> **ACTION ITEM**: Exact copy, pictures excluded: reproduce every record below.
··· RAW DATA ···
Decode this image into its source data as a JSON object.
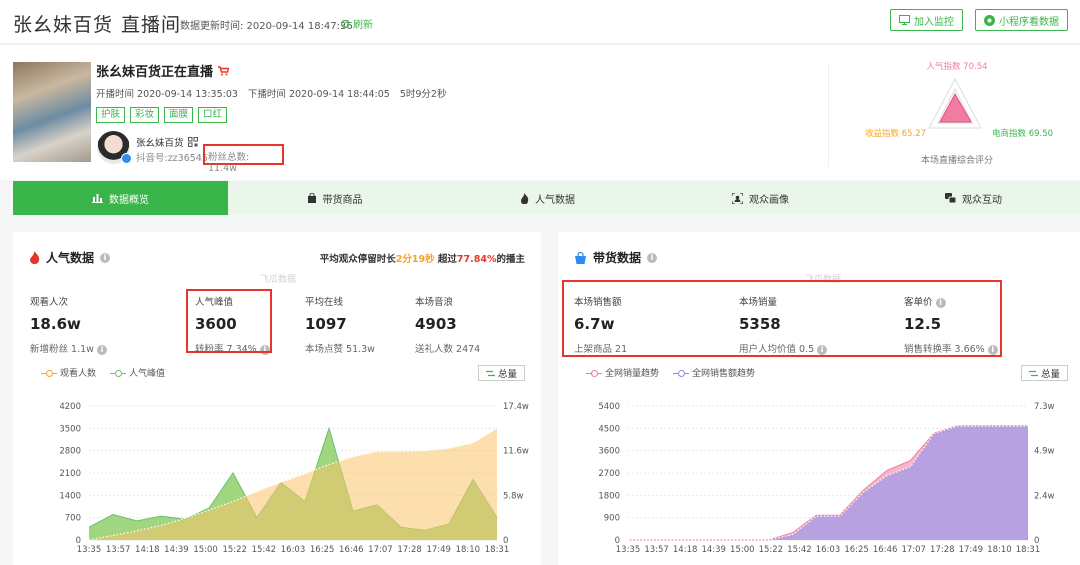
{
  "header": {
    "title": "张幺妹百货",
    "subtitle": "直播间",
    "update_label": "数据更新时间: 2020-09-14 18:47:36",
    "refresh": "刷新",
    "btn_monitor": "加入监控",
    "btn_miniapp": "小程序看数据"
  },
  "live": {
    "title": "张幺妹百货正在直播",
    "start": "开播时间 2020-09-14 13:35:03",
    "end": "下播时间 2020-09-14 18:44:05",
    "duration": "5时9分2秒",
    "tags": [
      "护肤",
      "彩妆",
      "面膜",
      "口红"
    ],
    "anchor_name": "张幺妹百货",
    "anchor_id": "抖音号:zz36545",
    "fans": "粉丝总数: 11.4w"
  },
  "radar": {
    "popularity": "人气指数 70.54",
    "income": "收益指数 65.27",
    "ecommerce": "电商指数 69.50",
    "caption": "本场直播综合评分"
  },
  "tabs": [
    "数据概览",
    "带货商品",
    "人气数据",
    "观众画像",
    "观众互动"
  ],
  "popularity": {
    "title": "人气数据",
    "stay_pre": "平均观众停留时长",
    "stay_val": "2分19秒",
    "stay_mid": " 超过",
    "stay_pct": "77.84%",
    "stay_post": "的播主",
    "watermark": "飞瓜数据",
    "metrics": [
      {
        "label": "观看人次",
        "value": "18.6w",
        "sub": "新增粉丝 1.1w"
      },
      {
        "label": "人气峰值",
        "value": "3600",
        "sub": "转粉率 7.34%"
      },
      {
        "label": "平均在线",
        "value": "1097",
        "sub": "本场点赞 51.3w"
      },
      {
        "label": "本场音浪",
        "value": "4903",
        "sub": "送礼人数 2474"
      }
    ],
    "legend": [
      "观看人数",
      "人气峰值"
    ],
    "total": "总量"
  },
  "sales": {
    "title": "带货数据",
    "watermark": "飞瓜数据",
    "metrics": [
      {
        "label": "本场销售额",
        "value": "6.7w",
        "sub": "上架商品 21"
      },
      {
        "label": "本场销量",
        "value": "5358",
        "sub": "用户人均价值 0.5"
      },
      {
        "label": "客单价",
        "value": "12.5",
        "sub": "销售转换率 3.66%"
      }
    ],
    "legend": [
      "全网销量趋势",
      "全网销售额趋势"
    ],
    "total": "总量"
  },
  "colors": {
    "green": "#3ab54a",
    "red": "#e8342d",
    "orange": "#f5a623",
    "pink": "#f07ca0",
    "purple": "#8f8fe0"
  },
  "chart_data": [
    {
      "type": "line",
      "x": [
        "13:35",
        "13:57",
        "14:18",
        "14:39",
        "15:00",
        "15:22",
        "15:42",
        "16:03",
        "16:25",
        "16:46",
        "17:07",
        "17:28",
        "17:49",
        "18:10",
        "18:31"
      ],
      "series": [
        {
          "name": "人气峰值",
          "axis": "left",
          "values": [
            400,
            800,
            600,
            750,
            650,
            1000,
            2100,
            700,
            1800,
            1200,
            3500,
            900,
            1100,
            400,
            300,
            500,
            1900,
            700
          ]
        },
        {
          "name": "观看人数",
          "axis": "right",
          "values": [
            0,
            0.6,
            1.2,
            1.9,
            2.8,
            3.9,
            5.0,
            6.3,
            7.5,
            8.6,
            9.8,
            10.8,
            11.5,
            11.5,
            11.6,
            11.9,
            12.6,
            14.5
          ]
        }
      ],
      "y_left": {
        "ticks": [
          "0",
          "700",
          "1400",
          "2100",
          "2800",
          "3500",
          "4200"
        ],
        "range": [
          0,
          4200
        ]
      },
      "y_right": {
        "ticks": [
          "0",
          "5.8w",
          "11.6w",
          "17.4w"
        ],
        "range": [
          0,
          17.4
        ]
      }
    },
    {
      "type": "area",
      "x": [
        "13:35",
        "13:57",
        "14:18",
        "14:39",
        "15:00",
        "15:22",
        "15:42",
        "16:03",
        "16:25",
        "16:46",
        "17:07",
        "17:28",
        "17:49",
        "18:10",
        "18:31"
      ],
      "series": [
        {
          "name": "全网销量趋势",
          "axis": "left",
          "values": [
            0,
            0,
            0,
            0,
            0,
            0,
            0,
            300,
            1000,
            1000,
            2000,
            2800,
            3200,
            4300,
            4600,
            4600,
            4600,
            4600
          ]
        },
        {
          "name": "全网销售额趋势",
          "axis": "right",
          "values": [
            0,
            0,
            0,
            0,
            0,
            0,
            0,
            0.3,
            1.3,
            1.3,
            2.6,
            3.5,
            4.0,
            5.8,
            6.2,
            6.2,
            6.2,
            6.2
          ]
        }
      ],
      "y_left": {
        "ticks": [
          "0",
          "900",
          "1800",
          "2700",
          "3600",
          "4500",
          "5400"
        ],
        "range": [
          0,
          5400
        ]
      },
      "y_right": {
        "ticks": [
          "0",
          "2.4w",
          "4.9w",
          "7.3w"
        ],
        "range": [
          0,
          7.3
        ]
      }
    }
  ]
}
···
> **SOLUTION TO THE PROBLEM**:
Decode this image into its source data as a JSON object.
{
  "header": {
    "title": "张幺妹百货",
    "subtitle": "直播间",
    "update_label": "数据更新时间: 2020-09-14 18:47:36",
    "refresh": "刷新",
    "btn_monitor": "加入监控",
    "btn_miniapp": "小程序看数据"
  },
  "live": {
    "title": "张幺妹百货正在直播",
    "start": "开播时间 2020-09-14 13:35:03",
    "end": "下播时间 2020-09-14 18:44:05",
    "duration": "5时9分2秒",
    "tags": [
      "护肤",
      "彩妆",
      "面膜",
      "口红"
    ],
    "anchor_name": "张幺妹百货",
    "anchor_id": "抖音号:zz36545",
    "fans": "粉丝总数: 11.4w"
  },
  "radar": {
    "popularity": "人气指数 70.54",
    "income": "收益指数 65.27",
    "ecommerce": "电商指数 69.50",
    "caption": "本场直播综合评分"
  },
  "tabs": [
    "数据概览",
    "带货商品",
    "人气数据",
    "观众画像",
    "观众互动"
  ],
  "popularity": {
    "title": "人气数据",
    "stay_pre": "平均观众停留时长",
    "stay_val": "2分19秒",
    "stay_mid": " 超过",
    "stay_pct": "77.84%",
    "stay_post": "的播主",
    "watermark": "飞瓜数据",
    "metrics": [
      {
        "label": "观看人次",
        "value": "18.6w",
        "sub": "新增粉丝 1.1w"
      },
      {
        "label": "人气峰值",
        "value": "3600",
        "sub": "转粉率 7.34%"
      },
      {
        "label": "平均在线",
        "value": "1097",
        "sub": "本场点赞 51.3w"
      },
      {
        "label": "本场音浪",
        "value": "4903",
        "sub": "送礼人数 2474"
      }
    ],
    "legend": [
      "观看人数",
      "人气峰值"
    ],
    "total": "总量"
  },
  "sales": {
    "title": "带货数据",
    "watermark": "飞瓜数据",
    "metrics": [
      {
        "label": "本场销售额",
        "value": "6.7w",
        "sub": "上架商品 21"
      },
      {
        "label": "本场销量",
        "value": "5358",
        "sub": "用户人均价值 0.5"
      },
      {
        "label": "客单价",
        "value": "12.5",
        "sub": "销售转换率 3.66%"
      }
    ],
    "legend": [
      "全网销量趋势",
      "全网销售额趋势"
    ],
    "total": "总量"
  },
  "colors": {
    "green": "#3ab54a",
    "red": "#e8342d",
    "orange": "#f5a623",
    "pink": "#f07ca0",
    "purple": "#8f8fe0"
  },
  "chart_data": [
    {
      "type": "line",
      "x": [
        "13:35",
        "13:57",
        "14:18",
        "14:39",
        "15:00",
        "15:22",
        "15:42",
        "16:03",
        "16:25",
        "16:46",
        "17:07",
        "17:28",
        "17:49",
        "18:10",
        "18:31"
      ],
      "series": [
        {
          "name": "人气峰值",
          "axis": "left",
          "values": [
            400,
            800,
            600,
            750,
            650,
            1000,
            2100,
            700,
            1800,
            1200,
            3500,
            900,
            1100,
            400,
            300,
            500,
            1900,
            700
          ]
        },
        {
          "name": "观看人数",
          "axis": "right",
          "values": [
            0,
            0.6,
            1.2,
            1.9,
            2.8,
            3.9,
            5.0,
            6.3,
            7.5,
            8.6,
            9.8,
            10.8,
            11.5,
            11.5,
            11.6,
            11.9,
            12.6,
            14.5
          ]
        }
      ],
      "y_left": {
        "ticks": [
          "0",
          "700",
          "1400",
          "2100",
          "2800",
          "3500",
          "4200"
        ],
        "range": [
          0,
          4200
        ]
      },
      "y_right": {
        "ticks": [
          "0",
          "5.8w",
          "11.6w",
          "17.4w"
        ],
        "range": [
          0,
          17.4
        ]
      }
    },
    {
      "type": "area",
      "x": [
        "13:35",
        "13:57",
        "14:18",
        "14:39",
        "15:00",
        "15:22",
        "15:42",
        "16:03",
        "16:25",
        "16:46",
        "17:07",
        "17:28",
        "17:49",
        "18:10",
        "18:31"
      ],
      "series": [
        {
          "name": "全网销量趋势",
          "axis": "left",
          "values": [
            0,
            0,
            0,
            0,
            0,
            0,
            0,
            300,
            1000,
            1000,
            2000,
            2800,
            3200,
            4300,
            4600,
            4600,
            4600,
            4600
          ]
        },
        {
          "name": "全网销售额趋势",
          "axis": "right",
          "values": [
            0,
            0,
            0,
            0,
            0,
            0,
            0,
            0.3,
            1.3,
            1.3,
            2.6,
            3.5,
            4.0,
            5.8,
            6.2,
            6.2,
            6.2,
            6.2
          ]
        }
      ],
      "y_left": {
        "ticks": [
          "0",
          "900",
          "1800",
          "2700",
          "3600",
          "4500",
          "5400"
        ],
        "range": [
          0,
          5400
        ]
      },
      "y_right": {
        "ticks": [
          "0",
          "2.4w",
          "4.9w",
          "7.3w"
        ],
        "range": [
          0,
          7.3
        ]
      }
    }
  ]
}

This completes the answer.